Congratulations! Dad trusted you and selected you to be the executor of his estate. But now, Dad has passed away and you are up to your ears in funeral arrangements, bills, and siblings pestering you for their inheritance. Where do you go from here?

First, take a deep breath

Too often I get calls like this: “Help! This is urgent! Dad died last night, and I’m the executor. I need to meet with you tomorrow so that we can get everything started!”

Let’s take a step back and breathe. If Dad passed away last night, you are in no condition to come see me. For one thing, you are so stressed and sad that you won’t remember a word I say. And secondly, there is absolutely no reason to rush. Dad’s house or IRA isn’t going to disappear while you take a few weeks (or months) to grieve with your family. So, plan the funeral, put Dad to rest, spend time with your family, and come back in a few months when you have yourself collected.

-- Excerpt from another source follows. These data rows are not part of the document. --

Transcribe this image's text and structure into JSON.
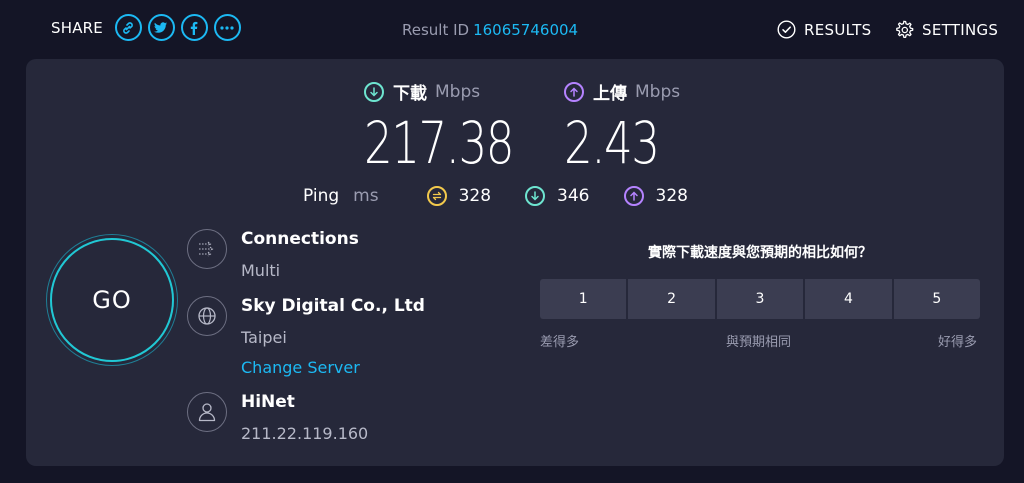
{
  "header": {
    "share_label": "SHARE",
    "share_icons": [
      "link-icon",
      "twitter-icon",
      "facebook-icon",
      "more-icon"
    ],
    "result_id_label": "Result ID",
    "result_id_value": "16065746004",
    "results_label": "RESULTS",
    "settings_label": "SETTINGS"
  },
  "metrics": {
    "download": {
      "label": "下載",
      "unit": "Mbps",
      "value": "217.38",
      "color": "#6ee5d0"
    },
    "upload": {
      "label": "上傳",
      "unit": "Mbps",
      "value": "2.43",
      "color": "#b583ff"
    }
  },
  "ping": {
    "label": "Ping",
    "unit": "ms",
    "idle": {
      "value": "328",
      "color": "#f2c94c"
    },
    "download": {
      "value": "346",
      "color": "#6ee5d0"
    },
    "upload": {
      "value": "328",
      "color": "#b583ff"
    }
  },
  "go_label": "GO",
  "connections": {
    "title": "Connections",
    "value": "Multi"
  },
  "server": {
    "title": "Sky Digital Co., Ltd",
    "location": "Taipei",
    "change_label": "Change Server"
  },
  "isp": {
    "title": "HiNet",
    "ip": "211.22.119.160"
  },
  "survey": {
    "question": "實際下載速度與您預期的相比如何？",
    "options": [
      "1",
      "2",
      "3",
      "4",
      "5"
    ],
    "low_label": "差得多",
    "mid_label": "與預期相同",
    "high_label": "好得多"
  },
  "colors": {
    "accent": "#1cb9f3",
    "background": "#141526",
    "panel": "#26283a"
  }
}
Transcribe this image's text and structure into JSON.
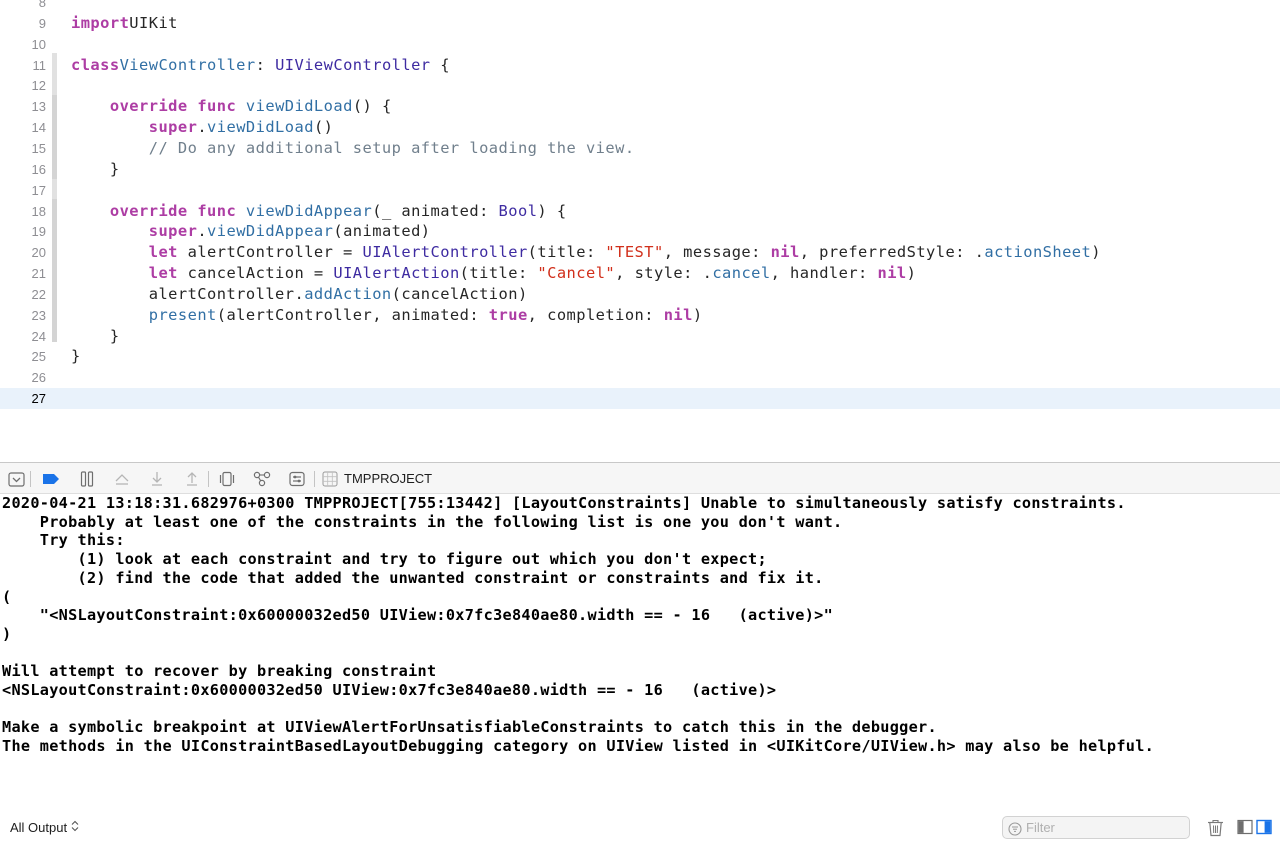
{
  "editor": {
    "current_line": 27,
    "lines": [
      {
        "num": "8",
        "tokens": []
      },
      {
        "num": "9",
        "tokens": [
          [
            "kw",
            "import"
          ],
          [
            "",
            "UIKit"
          ]
        ]
      },
      {
        "num": "10",
        "tokens": []
      },
      {
        "num": "11",
        "tokens": [
          [
            "kw",
            "class"
          ],
          [
            "",
            ""
          ],
          [
            "fn",
            "ViewController"
          ],
          [
            "",
            ": "
          ],
          [
            "ty",
            "UIViewController"
          ],
          [
            "",
            " {"
          ]
        ]
      },
      {
        "num": "12",
        "tokens": []
      },
      {
        "num": "13",
        "tokens": [
          [
            "",
            "    "
          ],
          [
            "kw",
            "override"
          ],
          [
            "",
            " "
          ],
          [
            "kw",
            "func"
          ],
          [
            "",
            " "
          ],
          [
            "fn",
            "viewDidLoad"
          ],
          [
            "",
            "() {"
          ]
        ]
      },
      {
        "num": "14",
        "tokens": [
          [
            "",
            "        "
          ],
          [
            "kw",
            "super"
          ],
          [
            "",
            "."
          ],
          [
            "mem",
            "viewDidLoad"
          ],
          [
            "",
            "()"
          ]
        ]
      },
      {
        "num": "15",
        "tokens": [
          [
            "",
            "        "
          ],
          [
            "cm",
            "// Do any additional setup after loading the view."
          ]
        ]
      },
      {
        "num": "16",
        "tokens": [
          [
            "",
            "    }"
          ]
        ]
      },
      {
        "num": "17",
        "tokens": []
      },
      {
        "num": "18",
        "tokens": [
          [
            "",
            "    "
          ],
          [
            "kw",
            "override"
          ],
          [
            "",
            " "
          ],
          [
            "kw",
            "func"
          ],
          [
            "",
            " "
          ],
          [
            "fn",
            "viewDidAppear"
          ],
          [
            "",
            "(_ animated: "
          ],
          [
            "ty",
            "Bool"
          ],
          [
            "",
            ") {"
          ]
        ]
      },
      {
        "num": "19",
        "tokens": [
          [
            "",
            "        "
          ],
          [
            "kw",
            "super"
          ],
          [
            "",
            "."
          ],
          [
            "mem",
            "viewDidAppear"
          ],
          [
            "",
            "(animated)"
          ]
        ]
      },
      {
        "num": "20",
        "tokens": [
          [
            "",
            "        "
          ],
          [
            "kw",
            "let"
          ],
          [
            "",
            " alertController = "
          ],
          [
            "ty",
            "UIAlertController"
          ],
          [
            "",
            "(title: "
          ],
          [
            "str",
            "\"TEST\""
          ],
          [
            "",
            ", message: "
          ],
          [
            "kw",
            "nil"
          ],
          [
            "",
            ", preferredStyle: ."
          ],
          [
            "mem",
            "actionSheet"
          ],
          [
            "",
            ")"
          ]
        ]
      },
      {
        "num": "21",
        "tokens": [
          [
            "",
            "        "
          ],
          [
            "kw",
            "let"
          ],
          [
            "",
            " cancelAction = "
          ],
          [
            "ty",
            "UIAlertAction"
          ],
          [
            "",
            "(title: "
          ],
          [
            "str",
            "\"Cancel\""
          ],
          [
            "",
            ", style: ."
          ],
          [
            "mem",
            "cancel"
          ],
          [
            "",
            ", handler: "
          ],
          [
            "kw",
            "nil"
          ],
          [
            "",
            ")"
          ]
        ]
      },
      {
        "num": "22",
        "tokens": [
          [
            "",
            "        alertController."
          ],
          [
            "mem",
            "addAction"
          ],
          [
            "",
            "(cancelAction)"
          ]
        ]
      },
      {
        "num": "23",
        "tokens": [
          [
            "",
            "        "
          ],
          [
            "mem",
            "present"
          ],
          [
            "",
            "(alertController, animated: "
          ],
          [
            "kw",
            "true"
          ],
          [
            "",
            ", completion: "
          ],
          [
            "kw",
            "nil"
          ],
          [
            "",
            ")"
          ]
        ]
      },
      {
        "num": "24",
        "tokens": [
          [
            "",
            "    }"
          ]
        ]
      },
      {
        "num": "25",
        "tokens": [
          [
            "",
            "}"
          ]
        ]
      },
      {
        "num": "26",
        "tokens": []
      },
      {
        "num": "27",
        "tokens": []
      }
    ]
  },
  "debug_toolbar": {
    "project_label": "TMPPROJECT",
    "icons": [
      "hide-debug-area-icon",
      "breakpoints-toggle-icon",
      "pause-icon",
      "step-over-icon",
      "step-into-icon",
      "step-out-icon",
      "view-debugger-icon",
      "memory-graph-icon",
      "environment-overrides-icon",
      "project-target-icon"
    ]
  },
  "console": {
    "text": "2020-04-21 13:18:31.682976+0300 TMPPROJECT[755:13442] [LayoutConstraints] Unable to simultaneously satisfy constraints.\n    Probably at least one of the constraints in the following list is one you don't want. \n    Try this: \n        (1) look at each constraint and try to figure out which you don't expect; \n        (2) find the code that added the unwanted constraint or constraints and fix it. \n(\n    \"<NSLayoutConstraint:0x60000032ed50 UIView:0x7fc3e840ae80.width == - 16   (active)>\"\n)\n\nWill attempt to recover by breaking constraint \n<NSLayoutConstraint:0x60000032ed50 UIView:0x7fc3e840ae80.width == - 16   (active)>\n\nMake a symbolic breakpoint at UIViewAlertForUnsatisfiableConstraints to catch this in the debugger.\nThe methods in the UIConstraintBasedLayoutDebugging category on UIView listed in <UIKitCore/UIView.h> may also be helpful."
  },
  "bottom_bar": {
    "output_selector": "All Output",
    "filter_placeholder": "Filter",
    "filter_value": "",
    "icons": [
      "trash-icon",
      "show-variables-view-icon",
      "show-console-view-icon"
    ]
  },
  "colors": {
    "keyword": "#ad3da4",
    "type": "#3e2ba1",
    "function": "#316fa4",
    "string": "#d12f1b",
    "comment": "#707f8c",
    "accent": "#1a73e8",
    "current_line": "#e9f2fb"
  }
}
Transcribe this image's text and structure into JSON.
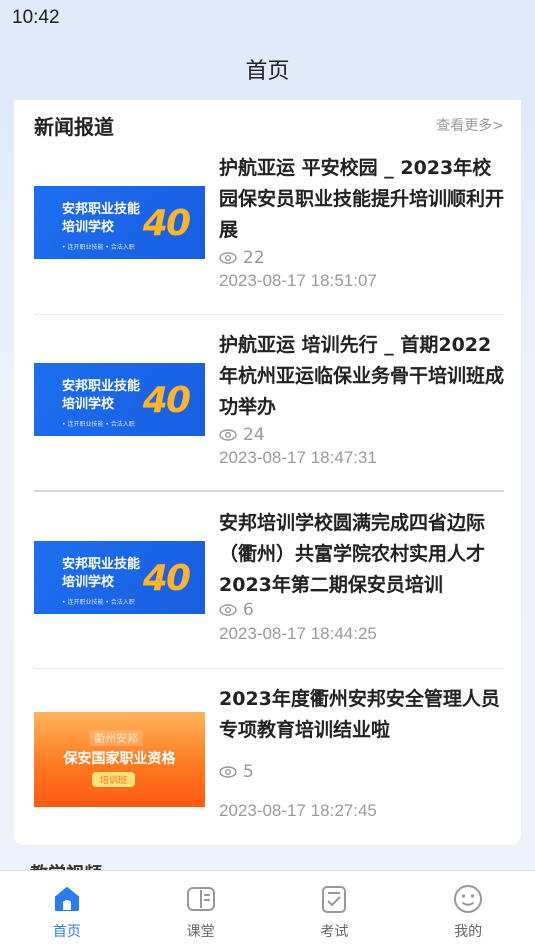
{
  "status_bar": {
    "time": "10:42"
  },
  "header": {
    "title": "首页"
  },
  "news_section": {
    "title": "新闻报道",
    "more_label": "查看更多>",
    "items": [
      {
        "title": "护航亚运 平安校园 _ 2023年校园保安员职业技能提升培训顺利开展",
        "views": "22",
        "date": "2023-08-17 18:51:07",
        "thumb": {
          "style": "blue",
          "line1": "安邦职业技能",
          "line2": "培训学校",
          "badge": "40",
          "footer": "• 连开职业技能 • 合法入职"
        }
      },
      {
        "title": "护航亚运 培训先行 _ 首期2022年杭州亚运临保业务骨干培训班成功举办",
        "views": "24",
        "date": "2023-08-17 18:47:31",
        "thumb": {
          "style": "blue",
          "line1": "安邦职业技能",
          "line2": "培训学校",
          "badge": "40",
          "footer": "• 连开职业技能 • 合法入职"
        }
      },
      {
        "title": "安邦培训学校圆满完成四省边际（衢州）共富学院农村实用人才2023年第二期保安员培训",
        "views": "6",
        "date": "2023-08-17 18:44:25",
        "thumb": {
          "style": "blue",
          "line1": "安邦职业技能",
          "line2": "培训学校",
          "badge": "40",
          "footer": "• 连开职业技能 • 合法入职"
        }
      },
      {
        "title": "2023年度衢州安邦安全管理人员专项教育培训结业啦",
        "views": "5",
        "date": "2023-08-17 18:27:45",
        "thumb": {
          "style": "orange",
          "line1": "衢州安邦",
          "line2": "保安国家职业资格",
          "tag": "培训班"
        }
      }
    ]
  },
  "next_section": {
    "title": "教学视频"
  },
  "tabbar": {
    "items": [
      {
        "label": "首页",
        "icon": "home-icon",
        "active": true
      },
      {
        "label": "课堂",
        "icon": "book-icon",
        "active": false
      },
      {
        "label": "考试",
        "icon": "exam-icon",
        "active": false
      },
      {
        "label": "我的",
        "icon": "profile-icon",
        "active": false
      }
    ],
    "active_color": "#2a7cf0",
    "inactive_color": "#999999"
  }
}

Second, see an experienced probate attorney

Just because Dad nominated you to be his executor doesn’t mean that you are the executor yet. No one is an executor until he or she goes down to the courthouse and “qualifies” as such. When you do this, the court will give you papers that show that you are the executor.

Now, just because I told you that you have to go to the courthouse to become the executor doesn’t mean that I actually want you to go do that! On the contrary, I want you to come see me because we may determine that Dad’s estate doesn’t need an executor. Being an executor is a lot of work and a lot of responsibility! Qualifying as executor opens up a formal probate estate that will probably take 1 to 2 years to settle. We want to avoid this if we can!

There are many situations where we can avoid formal probate. For example, if Dad has beneficiary designations on all of his assets, you probably don’t need to qualify as executor. Also, if Dad’s countable probate estate is less than $50,000, you also don’t need to qualify.

So please, don’t rush off to the courthouse before you have consulted with an experienced probate attorney who has told you whether or not you should qualify!

What should you take with you when you visit the attorney?

Of course, you need to bring a copy of Dad’s will. After that, the most important information is about Dad’s finances. Your lawyer needs to know everything that Dad owned and what its value was on the date of his death. She also needs to know how that asset is titled (i.e. does it have a joint owner, or is it in the name of a trust), and if it has a beneficiary designation.

At The Heritage Law Group, we send you a list of everything that you need bring, as well as some basic intake forms for you to complete prior to your visit. Please call today so that we can get you on the schedule!